Work required: With the pictures left out, write every entry down exactly.

Listed entries:

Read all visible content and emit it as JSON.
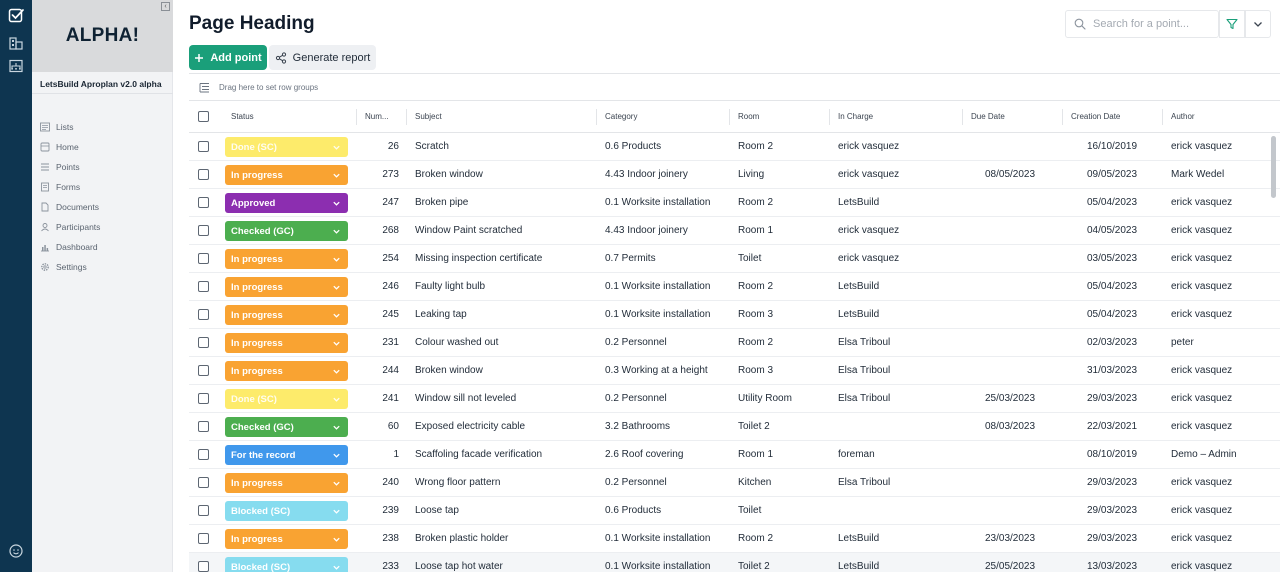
{
  "sidebar": {
    "logo": "ALPHA!",
    "collapse_icon": "collapse-icon",
    "app_version": "LetsBuild Aproplan v2.0 alpha",
    "items": [
      {
        "label": "Lists",
        "icon": "list-icon"
      },
      {
        "label": "Home",
        "icon": "home-icon"
      },
      {
        "label": "Points",
        "icon": "points-icon"
      },
      {
        "label": "Forms",
        "icon": "forms-icon"
      },
      {
        "label": "Documents",
        "icon": "document-icon"
      },
      {
        "label": "Participants",
        "icon": "participants-icon"
      },
      {
        "label": "Dashboard",
        "icon": "dashboard-icon"
      },
      {
        "label": "Settings",
        "icon": "gear-icon"
      }
    ]
  },
  "rail": {
    "icons": [
      "checkbox-logo-icon",
      "buildings-icon",
      "org-chart-icon",
      "smiley-icon"
    ]
  },
  "header": {
    "title": "Page Heading",
    "search_placeholder": "Search for a point...",
    "add_label": "Add point",
    "generate_label": "Generate report"
  },
  "colors": {
    "rail_bg": "#0e3550",
    "brand_green": "#1a9f7a",
    "status": {
      "done": "#fdeb6b",
      "progress": "#f9a332",
      "approved": "#8c2eb0",
      "checked": "#4cae4f",
      "record": "#4098ec",
      "blocked": "#86dcef"
    }
  },
  "table": {
    "group_hint": "Drag here to set row groups",
    "columns": {
      "status": "Status",
      "number": "Num...",
      "subject": "Subject",
      "category": "Category",
      "room": "Room",
      "in_charge": "In Charge",
      "due_date": "Due Date",
      "creation_date": "Creation Date",
      "author": "Author"
    },
    "rows": [
      {
        "status": "Done (SC)",
        "kind": "done",
        "num": "26",
        "subject": "Scratch",
        "category": "0.6 Products",
        "room": "Room 2",
        "in_charge": "erick vasquez",
        "due": "",
        "created": "16/10/2019",
        "author": "erick vasquez"
      },
      {
        "status": "In progress",
        "kind": "progress",
        "num": "273",
        "subject": "Broken window",
        "category": "4.43 Indoor joinery",
        "room": "Living",
        "in_charge": "erick vasquez",
        "due": "08/05/2023",
        "created": "09/05/2023",
        "author": "Mark Wedel"
      },
      {
        "status": "Approved",
        "kind": "approved",
        "num": "247",
        "subject": "Broken pipe",
        "category": "0.1 Worksite installation",
        "room": "Room 2",
        "in_charge": "LetsBuild",
        "due": "",
        "created": "05/04/2023",
        "author": "erick vasquez"
      },
      {
        "status": "Checked (GC)",
        "kind": "checked",
        "num": "268",
        "subject": "Window Paint scratched",
        "category": "4.43 Indoor joinery",
        "room": "Room 1",
        "in_charge": "erick vasquez",
        "due": "",
        "created": "04/05/2023",
        "author": "erick vasquez"
      },
      {
        "status": "In progress",
        "kind": "progress",
        "num": "254",
        "subject": "Missing inspection certificate",
        "category": "0.7 Permits",
        "room": "Toilet",
        "in_charge": "erick vasquez",
        "due": "",
        "created": "03/05/2023",
        "author": "erick vasquez"
      },
      {
        "status": "In progress",
        "kind": "progress",
        "num": "246",
        "subject": "Faulty light bulb",
        "category": "0.1 Worksite installation",
        "room": "Room 2",
        "in_charge": "LetsBuild",
        "due": "",
        "created": "05/04/2023",
        "author": "erick vasquez"
      },
      {
        "status": "In progress",
        "kind": "progress",
        "num": "245",
        "subject": "Leaking tap",
        "category": "0.1 Worksite installation",
        "room": "Room 3",
        "in_charge": "LetsBuild",
        "due": "",
        "created": "05/04/2023",
        "author": "erick vasquez"
      },
      {
        "status": "In progress",
        "kind": "progress",
        "num": "231",
        "subject": "Colour washed out",
        "category": "0.2 Personnel",
        "room": "Room 2",
        "in_charge": "Elsa Triboul",
        "due": "",
        "created": "02/03/2023",
        "author": "peter"
      },
      {
        "status": "In progress",
        "kind": "progress",
        "num": "244",
        "subject": "Broken window",
        "category": "0.3 Working at a height",
        "room": "Room 3",
        "in_charge": "Elsa Triboul",
        "due": "",
        "created": "31/03/2023",
        "author": "erick vasquez"
      },
      {
        "status": "Done (SC)",
        "kind": "done",
        "num": "241",
        "subject": "Window sill not leveled",
        "category": "0.2 Personnel",
        "room": "Utility Room",
        "in_charge": "Elsa Triboul",
        "due": "25/03/2023",
        "created": "29/03/2023",
        "author": "erick vasquez"
      },
      {
        "status": "Checked (GC)",
        "kind": "checked",
        "num": "60",
        "subject": "Exposed electricity cable",
        "category": "3.2 Bathrooms",
        "room": "Toilet 2",
        "in_charge": "",
        "due": "08/03/2023",
        "created": "22/03/2021",
        "author": "erick vasquez"
      },
      {
        "status": "For the record",
        "kind": "record",
        "num": "1",
        "subject": "Scaffoling facade verification",
        "category": "2.6 Roof covering",
        "room": "Room 1",
        "in_charge": "foreman",
        "due": "",
        "created": "08/10/2019",
        "author": "Demo – Admin"
      },
      {
        "status": "In progress",
        "kind": "progress",
        "num": "240",
        "subject": "Wrong floor pattern",
        "category": "0.2 Personnel",
        "room": "Kitchen",
        "in_charge": "Elsa Triboul",
        "due": "",
        "created": "29/03/2023",
        "author": "erick vasquez"
      },
      {
        "status": "Blocked (SC)",
        "kind": "blocked",
        "num": "239",
        "subject": "Loose tap",
        "category": "0.6 Products",
        "room": "Toilet",
        "in_charge": "",
        "due": "",
        "created": "29/03/2023",
        "author": "erick vasquez"
      },
      {
        "status": "In progress",
        "kind": "progress",
        "num": "238",
        "subject": "Broken plastic holder",
        "category": "0.1 Worksite installation",
        "room": "Room 2",
        "in_charge": "LetsBuild",
        "due": "23/03/2023",
        "created": "29/03/2023",
        "author": "erick vasquez"
      },
      {
        "status": "Blocked (SC)",
        "kind": "blocked",
        "num": "233",
        "subject": "Loose tap hot water",
        "category": "0.1 Worksite installation",
        "room": "Toilet 2",
        "in_charge": "LetsBuild",
        "due": "25/05/2023",
        "created": "13/03/2023",
        "author": "erick vasquez"
      }
    ]
  }
}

Solution to this exercise:
Read all visible content and emit it as JSON.
{
  "sidebar": {
    "logo": "ALPHA!",
    "collapse_icon": "collapse-icon",
    "app_version": "LetsBuild Aproplan v2.0 alpha",
    "items": [
      {
        "label": "Lists",
        "icon": "list-icon"
      },
      {
        "label": "Home",
        "icon": "home-icon"
      },
      {
        "label": "Points",
        "icon": "points-icon"
      },
      {
        "label": "Forms",
        "icon": "forms-icon"
      },
      {
        "label": "Documents",
        "icon": "document-icon"
      },
      {
        "label": "Participants",
        "icon": "participants-icon"
      },
      {
        "label": "Dashboard",
        "icon": "dashboard-icon"
      },
      {
        "label": "Settings",
        "icon": "gear-icon"
      }
    ]
  },
  "rail": {
    "icons": [
      "checkbox-logo-icon",
      "buildings-icon",
      "org-chart-icon",
      "smiley-icon"
    ]
  },
  "header": {
    "title": "Page Heading",
    "search_placeholder": "Search for a point...",
    "add_label": "Add point",
    "generate_label": "Generate report"
  },
  "colors": {
    "rail_bg": "#0e3550",
    "brand_green": "#1a9f7a",
    "status": {
      "done": "#fdeb6b",
      "progress": "#f9a332",
      "approved": "#8c2eb0",
      "checked": "#4cae4f",
      "record": "#4098ec",
      "blocked": "#86dcef"
    }
  },
  "table": {
    "group_hint": "Drag here to set row groups",
    "columns": {
      "status": "Status",
      "number": "Num...",
      "subject": "Subject",
      "category": "Category",
      "room": "Room",
      "in_charge": "In Charge",
      "due_date": "Due Date",
      "creation_date": "Creation Date",
      "author": "Author"
    },
    "rows": [
      {
        "status": "Done (SC)",
        "kind": "done",
        "num": "26",
        "subject": "Scratch",
        "category": "0.6 Products",
        "room": "Room 2",
        "in_charge": "erick vasquez",
        "due": "",
        "created": "16/10/2019",
        "author": "erick vasquez"
      },
      {
        "status": "In progress",
        "kind": "progress",
        "num": "273",
        "subject": "Broken window",
        "category": "4.43 Indoor joinery",
        "room": "Living",
        "in_charge": "erick vasquez",
        "due": "08/05/2023",
        "created": "09/05/2023",
        "author": "Mark Wedel"
      },
      {
        "status": "Approved",
        "kind": "approved",
        "num": "247",
        "subject": "Broken pipe",
        "category": "0.1 Worksite installation",
        "room": "Room 2",
        "in_charge": "LetsBuild",
        "due": "",
        "created": "05/04/2023",
        "author": "erick vasquez"
      },
      {
        "status": "Checked (GC)",
        "kind": "checked",
        "num": "268",
        "subject": "Window Paint scratched",
        "category": "4.43 Indoor joinery",
        "room": "Room 1",
        "in_charge": "erick vasquez",
        "due": "",
        "created": "04/05/2023",
        "author": "erick vasquez"
      },
      {
        "status": "In progress",
        "kind": "progress",
        "num": "254",
        "subject": "Missing inspection certificate",
        "category": "0.7 Permits",
        "room": "Toilet",
        "in_charge": "erick vasquez",
        "due": "",
        "created": "03/05/2023",
        "author": "erick vasquez"
      },
      {
        "status": "In progress",
        "kind": "progress",
        "num": "246",
        "subject": "Faulty light bulb",
        "category": "0.1 Worksite installation",
        "room": "Room 2",
        "in_charge": "LetsBuild",
        "due": "",
        "created": "05/04/2023",
        "author": "erick vasquez"
      },
      {
        "status": "In progress",
        "kind": "progress",
        "num": "245",
        "subject": "Leaking tap",
        "category": "0.1 Worksite installation",
        "room": "Room 3",
        "in_charge": "LetsBuild",
        "due": "",
        "created": "05/04/2023",
        "author": "erick vasquez"
      },
      {
        "status": "In progress",
        "kind": "progress",
        "num": "231",
        "subject": "Colour washed out",
        "category": "0.2 Personnel",
        "room": "Room 2",
        "in_charge": "Elsa Triboul",
        "due": "",
        "created": "02/03/2023",
        "author": "peter"
      },
      {
        "status": "In progress",
        "kind": "progress",
        "num": "244",
        "subject": "Broken window",
        "category": "0.3 Working at a height",
        "room": "Room 3",
        "in_charge": "Elsa Triboul",
        "due": "",
        "created": "31/03/2023",
        "author": "erick vasquez"
      },
      {
        "status": "Done (SC)",
        "kind": "done",
        "num": "241",
        "subject": "Window sill not leveled",
        "category": "0.2 Personnel",
        "room": "Utility Room",
        "in_charge": "Elsa Triboul",
        "due": "25/03/2023",
        "created": "29/03/2023",
        "author": "erick vasquez"
      },
      {
        "status": "Checked (GC)",
        "kind": "checked",
        "num": "60",
        "subject": "Exposed electricity cable",
        "category": "3.2 Bathrooms",
        "room": "Toilet 2",
        "in_charge": "",
        "due": "08/03/2023",
        "created": "22/03/2021",
        "author": "erick vasquez"
      },
      {
        "status": "For the record",
        "kind": "record",
        "num": "1",
        "subject": "Scaffoling facade verification",
        "category": "2.6 Roof covering",
        "room": "Room 1",
        "in_charge": "foreman",
        "due": "",
        "created": "08/10/2019",
        "author": "Demo – Admin"
      },
      {
        "status": "In progress",
        "kind": "progress",
        "num": "240",
        "subject": "Wrong floor pattern",
        "category": "0.2 Personnel",
        "room": "Kitchen",
        "in_charge": "Elsa Triboul",
        "due": "",
        "created": "29/03/2023",
        "author": "erick vasquez"
      },
      {
        "status": "Blocked (SC)",
        "kind": "blocked",
        "num": "239",
        "subject": "Loose tap",
        "category": "0.6 Products",
        "room": "Toilet",
        "in_charge": "",
        "due": "",
        "created": "29/03/2023",
        "author": "erick vasquez"
      },
      {
        "status": "In progress",
        "kind": "progress",
        "num": "238",
        "subject": "Broken plastic holder",
        "category": "0.1 Worksite installation",
        "room": "Room 2",
        "in_charge": "LetsBuild",
        "due": "23/03/2023",
        "created": "29/03/2023",
        "author": "erick vasquez"
      },
      {
        "status": "Blocked (SC)",
        "kind": "blocked",
        "num": "233",
        "subject": "Loose tap hot water",
        "category": "0.1 Worksite installation",
        "room": "Toilet 2",
        "in_charge": "LetsBuild",
        "due": "25/05/2023",
        "created": "13/03/2023",
        "author": "erick vasquez"
      }
    ]
  }
}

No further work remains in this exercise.